(Spoilers Ahead) The film centers on two men who meet by chance on a train (strangers, if you will): Guy Haines (Granger), a tennis star who in in a messy divorce with his cheating wife Miriam (Elliott), and who desperately wants to meet the classy senator's daughter Anne (Roman), and Bruno (Walker), a man who wants to kill his father so that he won't chastise him and will give him his fortune.  Bruno proposes that the two men "swap murders," solving both of their problems, and Guy politely laughs, thinking the man is just being morbidly silly, but in fact Bruno is serious, and takes this chuckle as an agreement to the bargain.  Bruno then does, in fact, kill Miriam (who has refused to grant Guy a divorce, ruining his chances at happiness), and the film unfolds with Bruno essentially blackmailing Guy into trying to commit the murder he didn't really agree to, all-the-while having planted enough suspicion on Guy that he might be able to pin Miriam's murder on the tennis player if he doesn't go along with the plan to kill his father.  The film ends with a chase on a carousel (which apparently didn't use as much trick photography as you'd think, which makes this scene one of the most literally dangerous you'll probably ever see in an actual movie, as a man climbs under an actual moving carousel), and eventually the police reveal, despite him lying with his last breath, that Bruno is in fact the killer of Miriam, exonerating Guy to marry Anne.

The movie is great.  I love Hitchcock in general, and so I was predisposed to this, but probably put it more in the camp of North by Northwest than a film like Vertigo or Notorious (I've never released my personal favorite Hitchcock list on this blog because I'd have to admit to not seeing a few classics, but this puts it right on the cusp of the 4-star brilliant ones and my 5-star beloveds).  Walker is sensational in the role of a lifetime (sadly, he'd die almost immediately after this film so it wasn't a movie that he could capitalize on), and Granger looks sexy as hell as Guy.  Obviously Anne is in love with Guy, but Bruno clearly is also (Hitchcock intended Bruno to be coded as gay, and it works-there's no confusing this for merely a brotherly swapped homicide), but who can blame him-Farley Granger in his tennis whites is the stuff that makes men realize their inclinations.  The film's plot has been so borrowed from that watching it for the first time nearly seventy years later likely doesn't have the same impact that it did in 1951 (you can't fault the movie for that, though-it's not its own fault it was such a landmark), the acting from the likes of Walker is timeless enough it's still sensational.

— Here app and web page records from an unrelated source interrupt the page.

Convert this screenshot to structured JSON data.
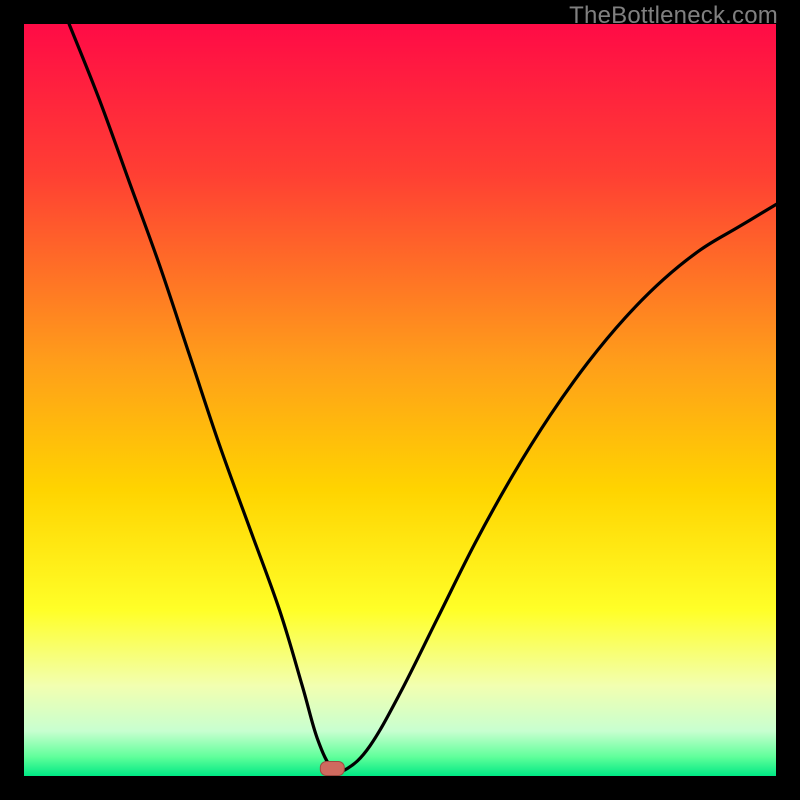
{
  "watermark": "TheBottleneck.com",
  "colors": {
    "frame": "#000000",
    "curve": "#000000",
    "marker_fill": "#cf6a5f",
    "marker_stroke": "#9e4a41",
    "gradient_stops": [
      {
        "offset": 0.0,
        "color": "#ff0b46"
      },
      {
        "offset": 0.2,
        "color": "#ff3f33"
      },
      {
        "offset": 0.45,
        "color": "#ff9e1a"
      },
      {
        "offset": 0.62,
        "color": "#ffd400"
      },
      {
        "offset": 0.78,
        "color": "#ffff28"
      },
      {
        "offset": 0.88,
        "color": "#f2ffb0"
      },
      {
        "offset": 0.94,
        "color": "#c8ffd0"
      },
      {
        "offset": 0.975,
        "color": "#5fff9a"
      },
      {
        "offset": 1.0,
        "color": "#00e884"
      }
    ]
  },
  "chart_data": {
    "type": "line",
    "title": "",
    "xlabel": "",
    "ylabel": "",
    "xlim": [
      0,
      100
    ],
    "ylim": [
      0,
      100
    ],
    "grid": false,
    "legend": false,
    "marker": {
      "x": 41,
      "y": 1
    },
    "series": [
      {
        "name": "curve",
        "x": [
          6,
          10,
          14,
          18,
          22,
          26,
          30,
          34,
          37,
          39,
          41,
          43,
          46,
          50,
          55,
          60,
          65,
          70,
          75,
          80,
          85,
          90,
          95,
          100
        ],
        "y": [
          100,
          90,
          79,
          68,
          56,
          44,
          33,
          22,
          12,
          5,
          1,
          1,
          4,
          11,
          21,
          31,
          40,
          48,
          55,
          61,
          66,
          70,
          73,
          76
        ]
      }
    ],
    "notes": "Background is a vertical red→yellow→green gradient; a single black V-shaped curve dips to ~1 at x≈41 where a small rounded marker sits. Values estimated from pixels."
  }
}
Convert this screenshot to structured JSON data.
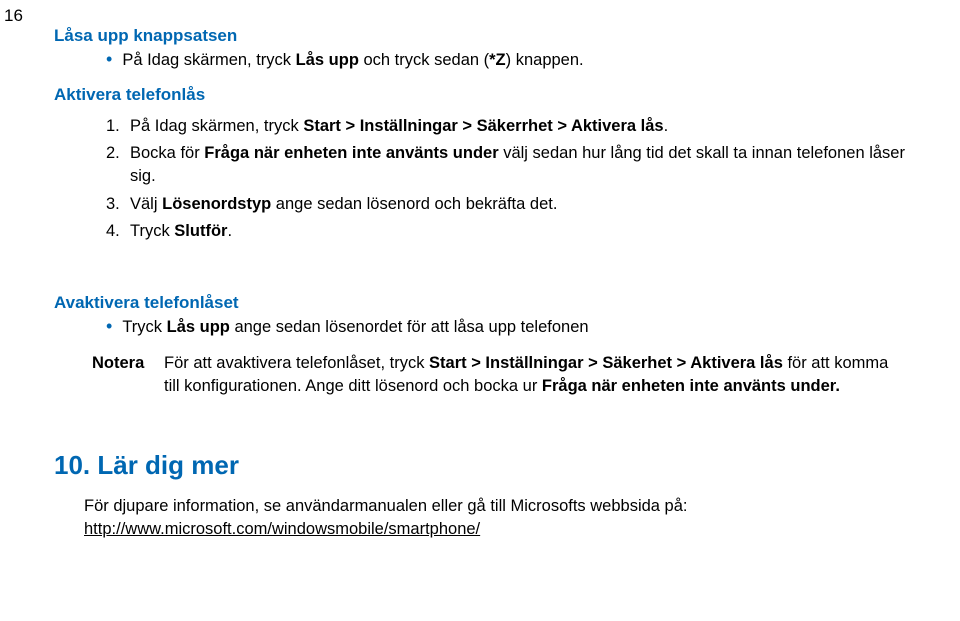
{
  "pageNumber": "16",
  "sec1": {
    "title": "Låsa upp knappsatsen",
    "bullet_pre": "På Idag skärmen, tryck ",
    "bullet_b1": "Lås upp",
    "bullet_mid": " och tryck sedan (",
    "bullet_b2": "*Z",
    "bullet_post": ") knappen."
  },
  "sec2": {
    "title": "Aktivera telefonlås",
    "items": [
      {
        "num": "1.",
        "pre": "På Idag skärmen, tryck ",
        "b": "Start > Inställningar > Säkerrhet > Aktivera lås",
        "post": "."
      },
      {
        "num": "2.",
        "pre": "Bocka för ",
        "b": "Fråga när enheten inte använts under",
        "post": " välj sedan hur lång tid det skall ta innan telefonen låser sig."
      },
      {
        "num": "3.",
        "pre": "Välj ",
        "b": "Lösenordstyp",
        "post": " ange sedan lösenord och bekräfta det."
      },
      {
        "num": "4.",
        "pre": "Tryck ",
        "b": "Slutför",
        "post": "."
      }
    ]
  },
  "sec3": {
    "title": "Avaktivera telefonlåset",
    "bullet_pre": "Tryck ",
    "bullet_b": "Lås upp",
    "bullet_post": " ange sedan lösenordet för att låsa upp telefonen",
    "note_label": "Notera",
    "note_pre": "För att avaktivera telefonlåset, tryck ",
    "note_b1": "Start > Inställningar > Säkerhet > Aktivera lås",
    "note_mid": " för att komma till konfigurationen. Ange ditt lösenord och bocka ur ",
    "note_b2": "Fråga när enheten inte använts under.",
    "note_post": ""
  },
  "sec4": {
    "heading": "10. Lär dig mer",
    "text": "För djupare information, se användarmanualen eller gå till Microsofts webbsida på:",
    "link": "http://www.microsoft.com/windowsmobile/smartphone/"
  }
}
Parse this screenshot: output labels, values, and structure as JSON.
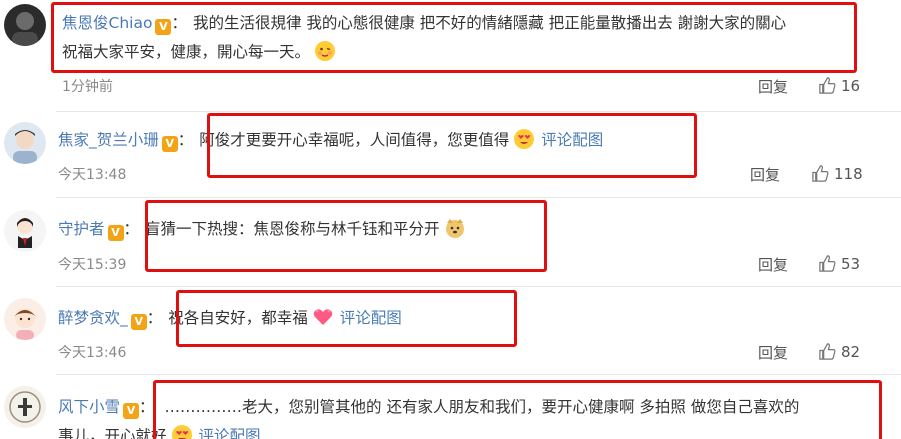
{
  "comments": [
    {
      "user": "焦恩俊Chiao",
      "badge": "V",
      "colon": "：",
      "text_line1": "我的生活很規律 我的心態很健康 把不好的情緒隱藏 把正能量散播出去 謝謝大家的關心",
      "text_line2": "祝福大家平安，健康，開心每一天。",
      "emoji": "blush-emoji-icon",
      "link": "",
      "time": "1分钟前",
      "reply": "回复",
      "likes": "16"
    },
    {
      "user": "焦家_贺兰小珊",
      "badge": "V",
      "colon": "：",
      "text_line1": "阿俊才更要开心幸福呢，人间值得，您更值得",
      "emoji": "heart-eyes-emoji-icon",
      "link": "评论配图",
      "time": "今天13:48",
      "reply": "回复",
      "likes": "118"
    },
    {
      "user": "守护者",
      "badge": "V",
      "colon": "：",
      "text_line1": "盲猜一下热搜：焦恩俊称与林千钰和平分开",
      "emoji": "doge-emoji-icon",
      "link": "",
      "time": "今天15:39",
      "reply": "回复",
      "likes": "53"
    },
    {
      "user": "醉梦贪欢_",
      "badge": "V",
      "colon": "：",
      "text_line1": "祝各自安好，都幸福",
      "emoji": "hearts-emoji-icon",
      "link": "评论配图",
      "time": "今天13:46",
      "reply": "回复",
      "likes": "82"
    },
    {
      "user": "风下小雪",
      "badge": "V",
      "colon": "：",
      "text_line1": "……………老大，您别管其他的 还有家人朋友和我们，要开心健康啊 多拍照 做您自己喜欢的",
      "text_line2": "事儿，开心就好",
      "emoji": "heart-eyes-emoji-icon",
      "link": "评论配图"
    }
  ],
  "colors": {
    "username": "#4a7ab5",
    "highlight_box": "#e01010",
    "badge": "#f2a416"
  }
}
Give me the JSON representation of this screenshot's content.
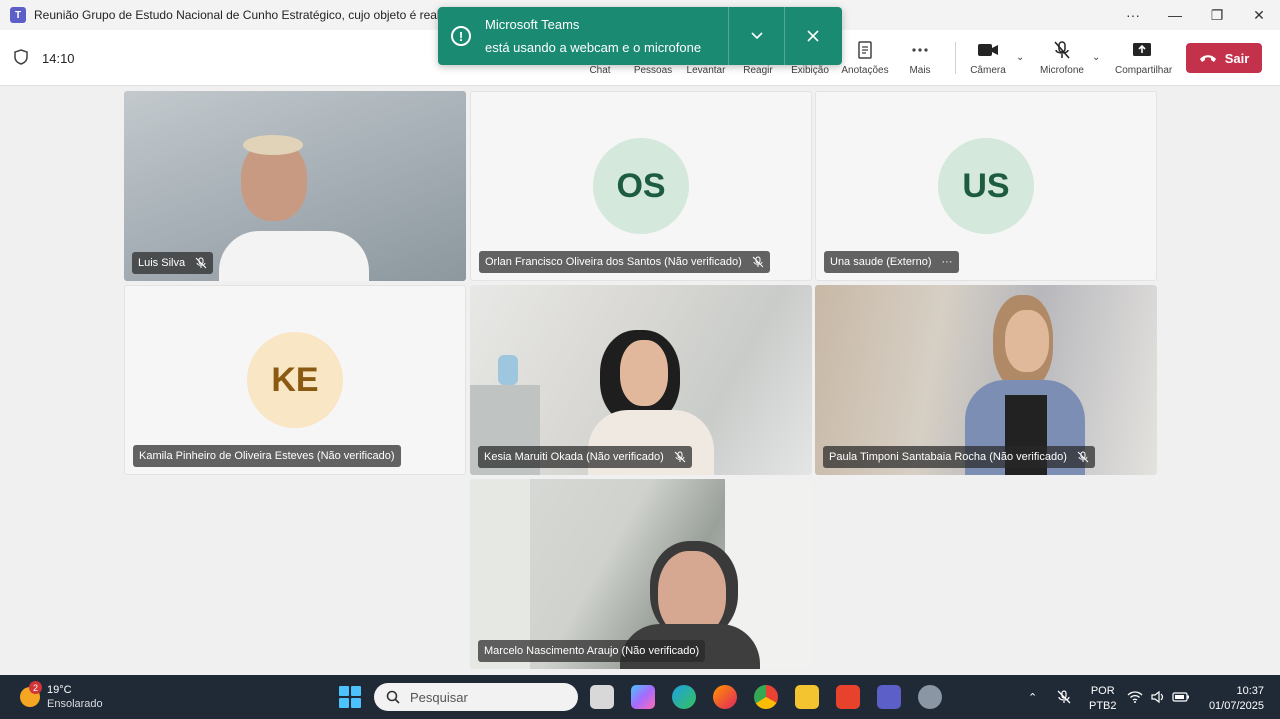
{
  "window": {
    "title": "Reunião Grupo de Estudo Nacional de Cunho Estratégico, cujo objeto é realizar estudos e elaborar propostas para a instit...",
    "app_icon": "teams-icon",
    "controls": {
      "more": "···",
      "minimize": "—",
      "maximize": "❐",
      "close": "✕"
    }
  },
  "meeting": {
    "timer": "14:10",
    "toolbar": {
      "chat": "Chat",
      "people": "Pessoas",
      "raise": "Levantar",
      "react": "Reagir",
      "view": "Exibição",
      "notes": "Anotações",
      "more": "Mais",
      "camera": "Câmera",
      "mic": "Microfone",
      "share": "Compartilhar",
      "leave": "Sair"
    }
  },
  "toast": {
    "title": "Microsoft Teams",
    "message": "está usando a webcam e o microfone",
    "bg_color": "#1a8a72"
  },
  "participants": [
    {
      "name": "Luis Silva",
      "type": "video",
      "muted": true
    },
    {
      "name": "Orlan Francisco Oliveira dos Santos (Não verificado)",
      "initials": "OS",
      "type": "avatar",
      "muted": true,
      "avatar_color": "#d4e8dc",
      "text_color": "#1d5c3f"
    },
    {
      "name": "Una saude (Externo)",
      "initials": "US",
      "type": "avatar",
      "more": "···",
      "avatar_color": "#d4e8dc",
      "text_color": "#1d5c3f"
    },
    {
      "name": "Kamila Pinheiro de Oliveira Esteves (Não verificado)",
      "initials": "KE",
      "type": "avatar",
      "avatar_color": "#f8e6c4",
      "text_color": "#8a5a12"
    },
    {
      "name": "Kesia Maruiti Okada (Não verificado)",
      "type": "video",
      "muted": true
    },
    {
      "name": "Paula Timponi Santabaia Rocha (Não verificado)",
      "type": "video",
      "muted": true
    },
    {
      "name": "Marcelo Nascimento Araujo (Não verificado)",
      "type": "video",
      "muted": false
    }
  ],
  "taskbar": {
    "weather": {
      "temp": "19°C",
      "condition": "Ensolarado",
      "badge": "2"
    },
    "search_placeholder": "Pesquisar",
    "lang": {
      "line1": "POR",
      "line2": "PTB2"
    },
    "time": "10:37",
    "date": "01/07/2025"
  }
}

Roman, our star of the month, continues her curse of having top-billing for supporting parts, and she's good in the film, acting lovely and occasionally getting some interesting scenes (particularly one at the tennis match), but she's no match for her female costars.  Hitchcock's antipathy to her might have been because, for possibly the first time in his filmography, he gave the impossibly gorgeous woman the least interesting part in the picture.  After all, Strangers on a Train is brimming with great supporting turns for the ladies, from Elliott's vicious Miriam to Patricia Hitchcock's brainy-but-oblivious Barbara (proving that nepotism can occasionally advantage the audience) to Lorne's doting, enabling, and probably knowing mother-of-the-murderer.  Roman gets saddled with the love interest and doesn't really have enough script to stand out in a picture filled with standouts.  At this point, Life Magazine had proclaimed "The Rise of Ruth Roman" across its cover, but in looking at her key films of the era, we haven't actually seen her rise to anything other than the woman-behind-the-man.